▸ TASK TO CARRY OUT:
The answer must be one number: how many lines of the records contain "CHICLAYO".

START EXERCISE MATERIAL

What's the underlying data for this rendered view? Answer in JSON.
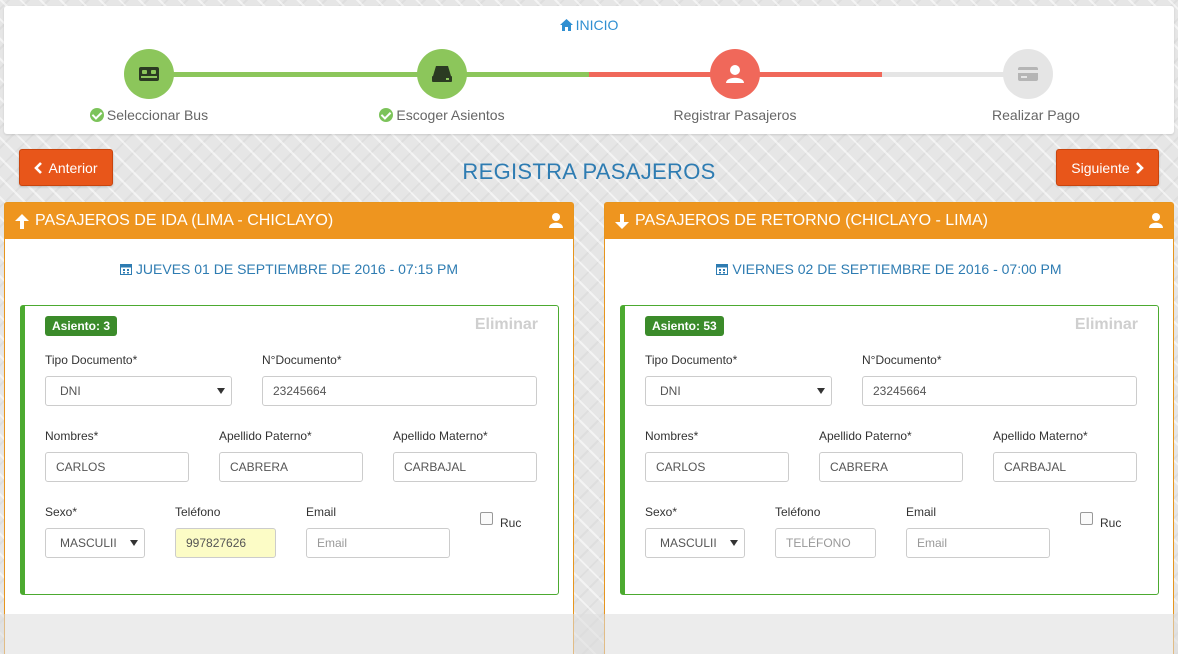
{
  "header": {
    "home_label": "INICIO"
  },
  "steps": [
    {
      "label": "Seleccionar Bus",
      "status": "done",
      "icon": "bed-icon"
    },
    {
      "label": "Escoger Asientos",
      "status": "done",
      "icon": "seat-icon"
    },
    {
      "label": "Registrar Pasajeros",
      "status": "current",
      "icon": "user-icon"
    },
    {
      "label": "Realizar Pago",
      "status": "pending",
      "icon": "credit-card-icon"
    }
  ],
  "actions": {
    "prev_label": "Anterior",
    "next_label": "Siguiente"
  },
  "page_title": "REGISTRA PASAJEROS",
  "colors": {
    "done": "#8cc65b",
    "current": "#f0685a",
    "pending": "#e5e5e5",
    "accent": "#ee951f",
    "button": "#e8561a",
    "title": "#2e7cb2"
  },
  "panels": [
    {
      "title": "PASAJEROS DE IDA (LIMA - CHICLAYO)",
      "direction": "up",
      "date": "JUEVES 01 DE SEPTIEMBRE DE 2016 - 07:15 PM",
      "passenger": {
        "seat": "Asiento: 3",
        "delete_label": "Eliminar",
        "labels": {
          "doc_type": "Tipo Documento*",
          "doc_number": "N°Documento*",
          "names": "Nombres*",
          "paternal": "Apellido Paterno*",
          "maternal": "Apellido Materno*",
          "sex": "Sexo*",
          "phone": "Teléfono",
          "email": "Email",
          "ruc": "Ruc"
        },
        "doc_type": "DNI",
        "doc_number": "23245664",
        "names": "CARLOS",
        "paternal": "CABRERA",
        "maternal": "CARBAJAL",
        "sex": "MASCULII",
        "phone": "997827626",
        "email_placeholder": "Email"
      }
    },
    {
      "title": "PASAJEROS DE RETORNO (CHICLAYO - LIMA)",
      "direction": "down",
      "date": "VIERNES 02 DE SEPTIEMBRE DE 2016 - 07:00 PM",
      "passenger": {
        "seat": "Asiento: 53",
        "delete_label": "Eliminar",
        "labels": {
          "doc_type": "Tipo Documento*",
          "doc_number": "N°Documento*",
          "names": "Nombres*",
          "paternal": "Apellido Paterno*",
          "maternal": "Apellido Materno*",
          "sex": "Sexo*",
          "phone": "Teléfono",
          "email": "Email",
          "ruc": "Ruc"
        },
        "doc_type": "DNI",
        "doc_number": "23245664",
        "names": "CARLOS",
        "paternal": "CABRERA",
        "maternal": "CARBAJAL",
        "sex": "MASCULII",
        "phone_placeholder": "TELÉFONO",
        "email_placeholder": "Email"
      }
    }
  ]
}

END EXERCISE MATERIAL

▸ EXERCISE ANSWER:
2